------ Information shown

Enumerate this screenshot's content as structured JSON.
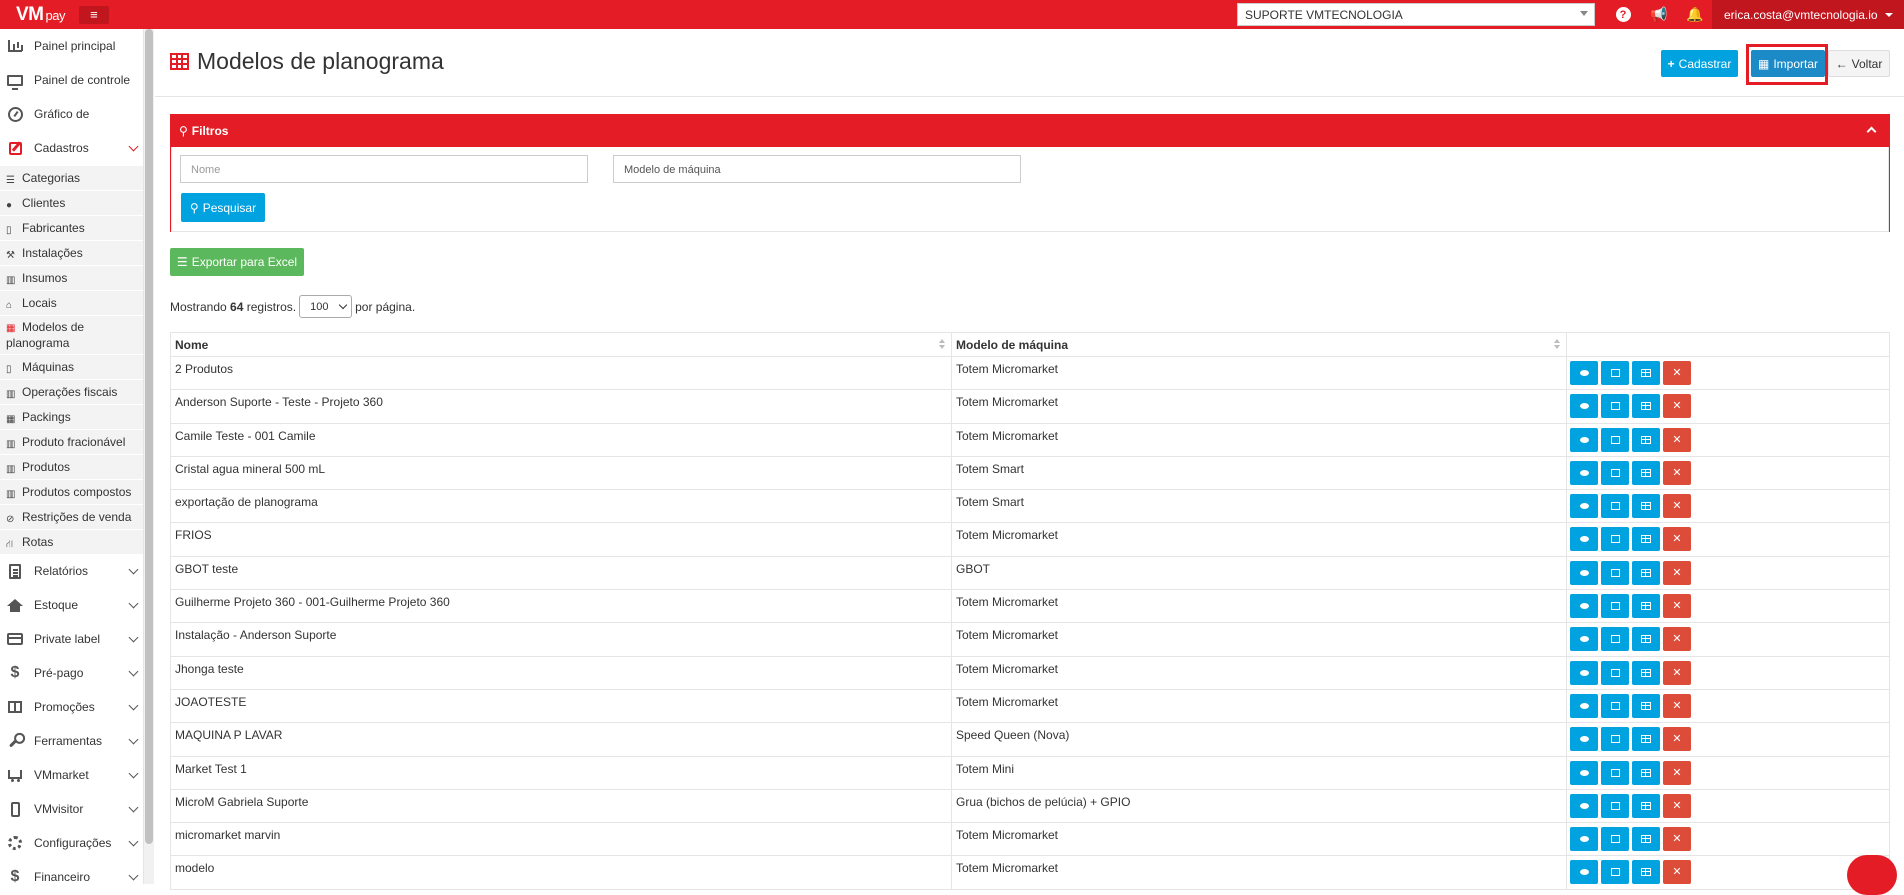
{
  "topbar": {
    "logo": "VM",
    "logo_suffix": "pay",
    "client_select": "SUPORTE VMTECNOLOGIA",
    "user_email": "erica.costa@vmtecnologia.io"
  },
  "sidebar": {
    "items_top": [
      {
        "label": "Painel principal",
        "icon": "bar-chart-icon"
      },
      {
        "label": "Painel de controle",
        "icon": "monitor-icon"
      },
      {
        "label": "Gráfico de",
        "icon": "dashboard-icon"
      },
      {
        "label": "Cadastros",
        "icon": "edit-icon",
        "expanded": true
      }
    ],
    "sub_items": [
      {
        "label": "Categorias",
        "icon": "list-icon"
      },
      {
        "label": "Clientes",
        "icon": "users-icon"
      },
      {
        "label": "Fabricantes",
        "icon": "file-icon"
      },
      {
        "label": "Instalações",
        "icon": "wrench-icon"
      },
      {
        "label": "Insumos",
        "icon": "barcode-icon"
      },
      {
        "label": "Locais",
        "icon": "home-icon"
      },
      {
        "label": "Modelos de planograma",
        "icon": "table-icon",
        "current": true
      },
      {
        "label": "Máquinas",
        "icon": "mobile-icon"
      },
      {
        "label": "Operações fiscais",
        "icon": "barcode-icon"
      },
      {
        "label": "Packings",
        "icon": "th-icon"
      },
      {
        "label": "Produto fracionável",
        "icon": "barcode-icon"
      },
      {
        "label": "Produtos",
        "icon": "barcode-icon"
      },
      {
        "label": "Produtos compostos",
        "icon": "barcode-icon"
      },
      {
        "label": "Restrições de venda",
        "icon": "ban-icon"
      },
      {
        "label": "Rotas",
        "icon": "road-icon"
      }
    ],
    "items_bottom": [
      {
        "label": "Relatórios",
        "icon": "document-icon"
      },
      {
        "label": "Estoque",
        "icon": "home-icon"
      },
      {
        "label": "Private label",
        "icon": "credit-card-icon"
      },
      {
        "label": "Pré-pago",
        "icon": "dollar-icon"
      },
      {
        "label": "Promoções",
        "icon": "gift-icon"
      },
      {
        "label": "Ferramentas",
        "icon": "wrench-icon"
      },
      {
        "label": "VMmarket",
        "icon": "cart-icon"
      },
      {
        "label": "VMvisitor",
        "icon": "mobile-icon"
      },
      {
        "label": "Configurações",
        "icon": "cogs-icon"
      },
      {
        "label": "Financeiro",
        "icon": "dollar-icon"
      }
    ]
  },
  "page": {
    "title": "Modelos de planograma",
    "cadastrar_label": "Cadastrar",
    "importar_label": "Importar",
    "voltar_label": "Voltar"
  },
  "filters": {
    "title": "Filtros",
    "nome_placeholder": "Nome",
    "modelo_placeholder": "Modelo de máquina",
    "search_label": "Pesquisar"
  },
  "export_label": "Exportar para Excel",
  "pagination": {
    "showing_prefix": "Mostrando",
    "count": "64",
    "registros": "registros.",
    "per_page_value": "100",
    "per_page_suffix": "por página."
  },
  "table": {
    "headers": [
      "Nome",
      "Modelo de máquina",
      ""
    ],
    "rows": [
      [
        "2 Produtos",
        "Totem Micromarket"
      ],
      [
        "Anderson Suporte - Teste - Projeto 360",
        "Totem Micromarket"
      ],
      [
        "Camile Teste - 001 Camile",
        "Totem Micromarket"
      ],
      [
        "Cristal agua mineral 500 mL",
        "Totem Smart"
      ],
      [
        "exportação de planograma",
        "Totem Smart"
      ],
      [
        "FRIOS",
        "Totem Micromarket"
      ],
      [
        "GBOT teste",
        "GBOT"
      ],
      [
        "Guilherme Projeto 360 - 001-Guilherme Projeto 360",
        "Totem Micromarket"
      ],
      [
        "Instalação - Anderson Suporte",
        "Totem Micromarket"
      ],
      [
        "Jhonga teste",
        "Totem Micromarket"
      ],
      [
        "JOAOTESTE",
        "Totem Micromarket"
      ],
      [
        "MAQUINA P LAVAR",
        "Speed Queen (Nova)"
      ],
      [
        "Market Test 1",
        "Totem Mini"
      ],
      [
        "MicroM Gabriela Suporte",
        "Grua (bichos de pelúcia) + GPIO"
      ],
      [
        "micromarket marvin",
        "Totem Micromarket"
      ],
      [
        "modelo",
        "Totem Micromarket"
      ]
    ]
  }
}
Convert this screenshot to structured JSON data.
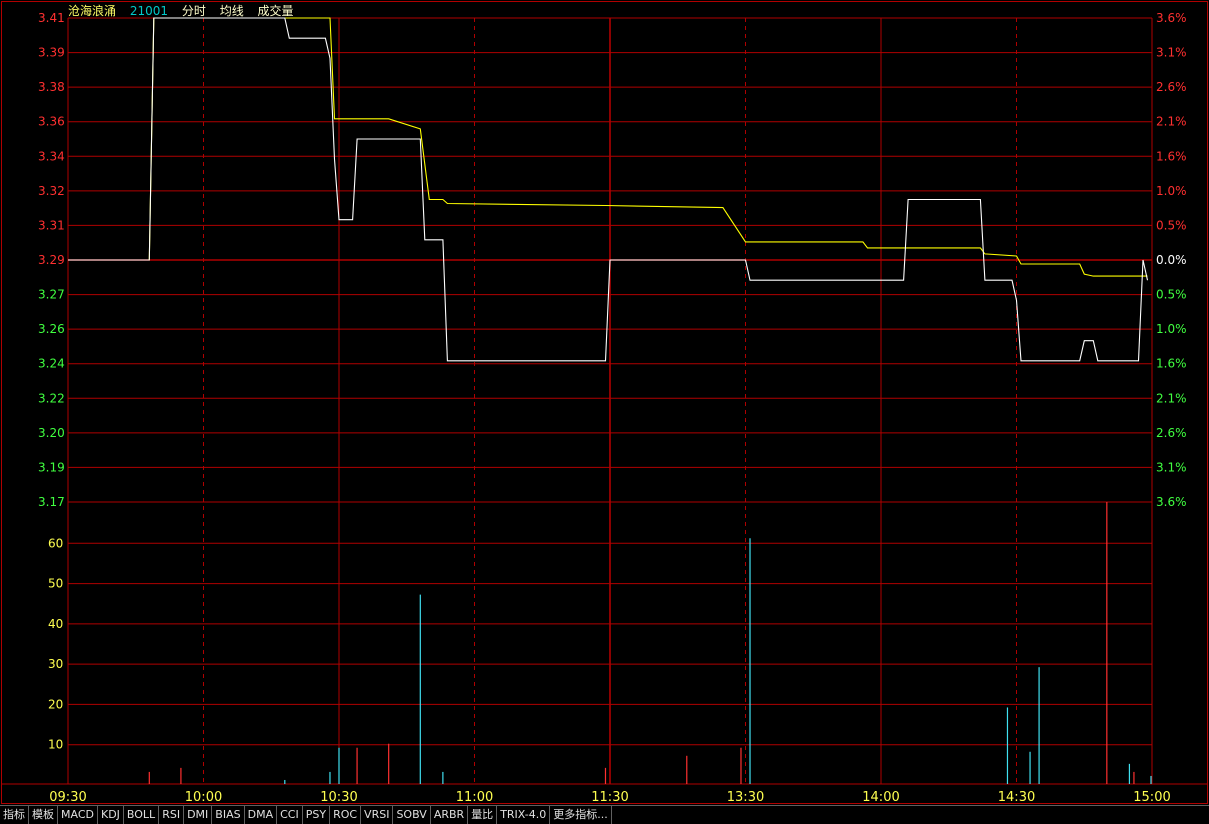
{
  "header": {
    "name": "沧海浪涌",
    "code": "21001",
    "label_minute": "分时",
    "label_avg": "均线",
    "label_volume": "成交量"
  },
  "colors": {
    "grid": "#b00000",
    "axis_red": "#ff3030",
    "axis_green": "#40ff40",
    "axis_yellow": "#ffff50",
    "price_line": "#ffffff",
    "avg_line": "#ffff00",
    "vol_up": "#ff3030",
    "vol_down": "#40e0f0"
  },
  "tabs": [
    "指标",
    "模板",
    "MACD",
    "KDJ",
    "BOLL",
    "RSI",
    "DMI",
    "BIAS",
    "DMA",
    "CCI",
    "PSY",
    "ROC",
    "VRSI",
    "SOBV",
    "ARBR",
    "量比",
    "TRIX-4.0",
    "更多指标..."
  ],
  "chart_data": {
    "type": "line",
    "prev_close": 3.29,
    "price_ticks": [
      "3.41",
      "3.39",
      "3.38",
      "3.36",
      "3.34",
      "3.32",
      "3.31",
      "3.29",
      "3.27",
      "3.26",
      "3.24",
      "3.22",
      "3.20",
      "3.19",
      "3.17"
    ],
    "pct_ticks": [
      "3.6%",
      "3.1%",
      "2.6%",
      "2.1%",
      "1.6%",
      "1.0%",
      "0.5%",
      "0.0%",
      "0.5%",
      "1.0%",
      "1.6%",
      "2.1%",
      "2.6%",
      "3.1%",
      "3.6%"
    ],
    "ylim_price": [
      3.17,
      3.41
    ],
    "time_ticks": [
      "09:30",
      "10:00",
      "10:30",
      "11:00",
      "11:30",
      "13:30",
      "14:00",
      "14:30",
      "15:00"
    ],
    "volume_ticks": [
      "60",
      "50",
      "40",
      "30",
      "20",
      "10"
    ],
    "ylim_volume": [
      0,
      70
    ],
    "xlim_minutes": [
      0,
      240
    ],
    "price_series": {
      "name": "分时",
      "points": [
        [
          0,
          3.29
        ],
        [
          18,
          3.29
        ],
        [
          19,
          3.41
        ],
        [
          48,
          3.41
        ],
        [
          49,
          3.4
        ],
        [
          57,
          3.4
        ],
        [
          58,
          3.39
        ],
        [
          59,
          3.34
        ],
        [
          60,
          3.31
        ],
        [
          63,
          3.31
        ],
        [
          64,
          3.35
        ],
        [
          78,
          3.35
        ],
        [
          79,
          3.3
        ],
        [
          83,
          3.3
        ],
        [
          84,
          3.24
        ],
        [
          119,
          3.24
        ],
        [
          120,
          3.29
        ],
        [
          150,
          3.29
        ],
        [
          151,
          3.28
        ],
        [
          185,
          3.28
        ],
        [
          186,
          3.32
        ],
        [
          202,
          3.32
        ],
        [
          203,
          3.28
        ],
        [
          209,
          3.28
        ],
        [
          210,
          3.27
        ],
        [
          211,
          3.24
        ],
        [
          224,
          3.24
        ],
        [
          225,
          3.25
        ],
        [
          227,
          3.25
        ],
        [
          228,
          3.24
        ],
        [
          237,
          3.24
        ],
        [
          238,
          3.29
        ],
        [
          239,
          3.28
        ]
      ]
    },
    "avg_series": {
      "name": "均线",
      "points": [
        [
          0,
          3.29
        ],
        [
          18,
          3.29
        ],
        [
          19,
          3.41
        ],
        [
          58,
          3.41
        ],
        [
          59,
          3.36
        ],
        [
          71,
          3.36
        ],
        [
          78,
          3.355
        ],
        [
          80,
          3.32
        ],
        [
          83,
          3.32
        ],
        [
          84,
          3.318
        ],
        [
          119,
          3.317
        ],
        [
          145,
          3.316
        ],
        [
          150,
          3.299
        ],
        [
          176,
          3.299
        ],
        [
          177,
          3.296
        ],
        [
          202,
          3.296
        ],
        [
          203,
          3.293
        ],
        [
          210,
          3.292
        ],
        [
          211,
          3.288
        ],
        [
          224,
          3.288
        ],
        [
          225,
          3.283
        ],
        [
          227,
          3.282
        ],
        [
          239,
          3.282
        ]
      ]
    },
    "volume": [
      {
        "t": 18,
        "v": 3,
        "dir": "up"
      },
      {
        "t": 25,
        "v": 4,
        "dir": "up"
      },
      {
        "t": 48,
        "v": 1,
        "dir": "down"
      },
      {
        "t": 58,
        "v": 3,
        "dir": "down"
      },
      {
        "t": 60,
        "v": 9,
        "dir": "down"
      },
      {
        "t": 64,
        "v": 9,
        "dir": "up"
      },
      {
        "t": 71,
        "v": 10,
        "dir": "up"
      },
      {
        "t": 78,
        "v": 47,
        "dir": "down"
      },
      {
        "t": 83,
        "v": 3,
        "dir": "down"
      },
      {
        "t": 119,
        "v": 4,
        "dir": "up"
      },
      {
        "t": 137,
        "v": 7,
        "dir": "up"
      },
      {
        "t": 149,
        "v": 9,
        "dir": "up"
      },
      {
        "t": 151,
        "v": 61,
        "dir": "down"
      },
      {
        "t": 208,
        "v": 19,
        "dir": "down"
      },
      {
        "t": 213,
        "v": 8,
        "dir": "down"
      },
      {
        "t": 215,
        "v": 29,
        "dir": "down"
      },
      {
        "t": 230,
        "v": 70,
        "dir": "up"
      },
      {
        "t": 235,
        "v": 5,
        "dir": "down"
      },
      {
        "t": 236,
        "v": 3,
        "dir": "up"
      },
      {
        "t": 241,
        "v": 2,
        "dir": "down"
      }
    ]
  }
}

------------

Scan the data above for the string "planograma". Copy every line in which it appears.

*Answer section*
        "label": "Modelos de planograma",
    "title": "Modelos de planograma",
        "exportação de planograma",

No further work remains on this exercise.